God presented them with an option, and He grants us the same one. We can repent, turn away from the sin that destroys our lives and that separates us from God, and we can enter into the Lord’s grace and restoration. God gave us Himself in the person of Jesus in order to permanently complete the return of lost souls to His presence. This sacrifice of self for each of us is God’s greatest demonstration of His steadfast and faithful love for all of humanity. Now we can do something about the warning that the Lord gave to Moses. Now we can turn to Christ for salvation and for healing, and we can also share the truth of God’s mercy, grace, and love with others so that they too can enter into the presence of perfect love.

 

If anyone serves me, he must follow me; and where I am, there will my servant be also. If anyone serves me, the Father will honor him.

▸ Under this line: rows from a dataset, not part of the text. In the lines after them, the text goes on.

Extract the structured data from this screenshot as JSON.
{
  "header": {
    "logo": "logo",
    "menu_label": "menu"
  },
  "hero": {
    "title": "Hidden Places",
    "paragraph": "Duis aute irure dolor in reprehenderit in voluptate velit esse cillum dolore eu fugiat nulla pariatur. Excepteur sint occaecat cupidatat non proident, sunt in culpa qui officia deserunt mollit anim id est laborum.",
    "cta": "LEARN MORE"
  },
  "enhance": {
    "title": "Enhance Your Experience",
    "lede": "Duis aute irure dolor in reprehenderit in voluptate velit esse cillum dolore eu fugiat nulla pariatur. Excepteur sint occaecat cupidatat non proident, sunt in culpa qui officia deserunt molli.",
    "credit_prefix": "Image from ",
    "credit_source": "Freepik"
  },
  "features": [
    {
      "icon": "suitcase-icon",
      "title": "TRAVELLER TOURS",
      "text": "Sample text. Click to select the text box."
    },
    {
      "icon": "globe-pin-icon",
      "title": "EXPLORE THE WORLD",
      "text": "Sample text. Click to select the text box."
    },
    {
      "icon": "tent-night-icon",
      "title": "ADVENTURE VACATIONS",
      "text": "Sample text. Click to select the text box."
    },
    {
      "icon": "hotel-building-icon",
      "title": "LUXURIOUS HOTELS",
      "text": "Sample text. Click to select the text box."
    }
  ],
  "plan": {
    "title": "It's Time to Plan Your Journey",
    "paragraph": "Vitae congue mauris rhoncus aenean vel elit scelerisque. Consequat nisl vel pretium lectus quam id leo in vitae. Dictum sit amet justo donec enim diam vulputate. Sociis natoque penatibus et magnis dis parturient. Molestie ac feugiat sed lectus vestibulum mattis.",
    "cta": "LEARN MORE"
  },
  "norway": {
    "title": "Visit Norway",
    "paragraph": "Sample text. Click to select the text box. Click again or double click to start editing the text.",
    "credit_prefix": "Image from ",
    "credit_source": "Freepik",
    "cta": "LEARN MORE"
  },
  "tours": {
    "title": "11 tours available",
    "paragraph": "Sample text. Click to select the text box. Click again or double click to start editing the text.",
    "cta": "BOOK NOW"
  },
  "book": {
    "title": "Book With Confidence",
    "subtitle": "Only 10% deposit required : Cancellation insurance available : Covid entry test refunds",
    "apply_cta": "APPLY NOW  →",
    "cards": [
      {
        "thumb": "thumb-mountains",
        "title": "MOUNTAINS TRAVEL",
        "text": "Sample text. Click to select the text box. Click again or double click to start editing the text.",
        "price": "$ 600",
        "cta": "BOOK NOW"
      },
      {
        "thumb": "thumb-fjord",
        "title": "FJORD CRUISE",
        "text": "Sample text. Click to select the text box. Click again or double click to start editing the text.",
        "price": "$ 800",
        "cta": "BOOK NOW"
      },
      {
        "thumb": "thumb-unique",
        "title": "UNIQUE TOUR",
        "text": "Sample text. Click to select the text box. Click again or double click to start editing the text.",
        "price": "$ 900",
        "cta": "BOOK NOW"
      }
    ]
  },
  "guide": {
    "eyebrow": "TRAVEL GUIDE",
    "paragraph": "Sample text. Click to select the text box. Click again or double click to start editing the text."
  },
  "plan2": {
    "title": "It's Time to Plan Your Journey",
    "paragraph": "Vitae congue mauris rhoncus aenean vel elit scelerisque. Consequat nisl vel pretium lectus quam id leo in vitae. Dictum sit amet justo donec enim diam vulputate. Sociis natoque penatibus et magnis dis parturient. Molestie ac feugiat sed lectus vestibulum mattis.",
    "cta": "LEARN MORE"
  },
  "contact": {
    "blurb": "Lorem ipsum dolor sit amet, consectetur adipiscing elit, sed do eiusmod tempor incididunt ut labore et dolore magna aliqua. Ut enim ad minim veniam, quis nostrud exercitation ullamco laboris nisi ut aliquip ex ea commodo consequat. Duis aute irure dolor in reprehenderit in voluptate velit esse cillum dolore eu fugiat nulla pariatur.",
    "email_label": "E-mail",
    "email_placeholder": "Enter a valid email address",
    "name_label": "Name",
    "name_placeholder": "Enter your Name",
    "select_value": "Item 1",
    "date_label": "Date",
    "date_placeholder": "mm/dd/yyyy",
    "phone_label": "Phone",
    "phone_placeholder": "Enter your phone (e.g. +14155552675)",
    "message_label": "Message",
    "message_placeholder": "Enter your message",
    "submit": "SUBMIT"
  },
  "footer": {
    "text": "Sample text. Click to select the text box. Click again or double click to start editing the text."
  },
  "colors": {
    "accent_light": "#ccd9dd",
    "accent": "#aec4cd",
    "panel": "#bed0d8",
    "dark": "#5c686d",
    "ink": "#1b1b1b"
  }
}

John 12: 26

 

It is true that Jesus wanted people to follow Him. Yet, the place that He was going was not clear to the people who heard Him say these words. That lack of understanding was not Jesus’ fault, for He had been talking and teaching about the Father’s plan for what was to be required of Jesus for some time. The disciples just weren’t ready to listen and to truly hear. Yet, at this moment in the journey that God had set the Christ upon, in the little town of Bethsaida just a few miles from Jerusalem and the mount called Golgotha, Jesus says to those who are with Him, “follow me.”

 

These same words echo into our day and over our lives. Jesus speaks to each and everyone of us who respond to His gift of grace, love, and restoration and says the same thing to us. We are to follow. That is not an easy road. It is not a path that is paved with comfort and with universal acceptance. In fact, it seems that in today’s world, acceptance and cultural prominence are far removed from the experience of the Christian life. Perhaps that is actually a good thing, for rejection and animosity are the road that Christ walked. As we encounter this response in our daily lives, we just might be stepping into the footprints of our Lord.

 

So, travel along a path where crowds of adulation and acceptance have suddenly turned into disrespectful and unaccepting nations of skeptics, as seems to be the case in our western cultures, leads me to seek out Christ for His responses to these same experiences. He responded to the world’s anger and aggressive rejection with sadness at their lost condition, with grace and love, and with the diligent and unstoppable zeal of the shepherd who seeks to bring the one lost sheep home to life. This is how I believe that Christ is telling me to respond to my world. This sort of uncompromising love and grace is the result of following Christ all the way to that cross of absolute sacrifice and shame where all of myself is left behind and all of Christ becomes who I am.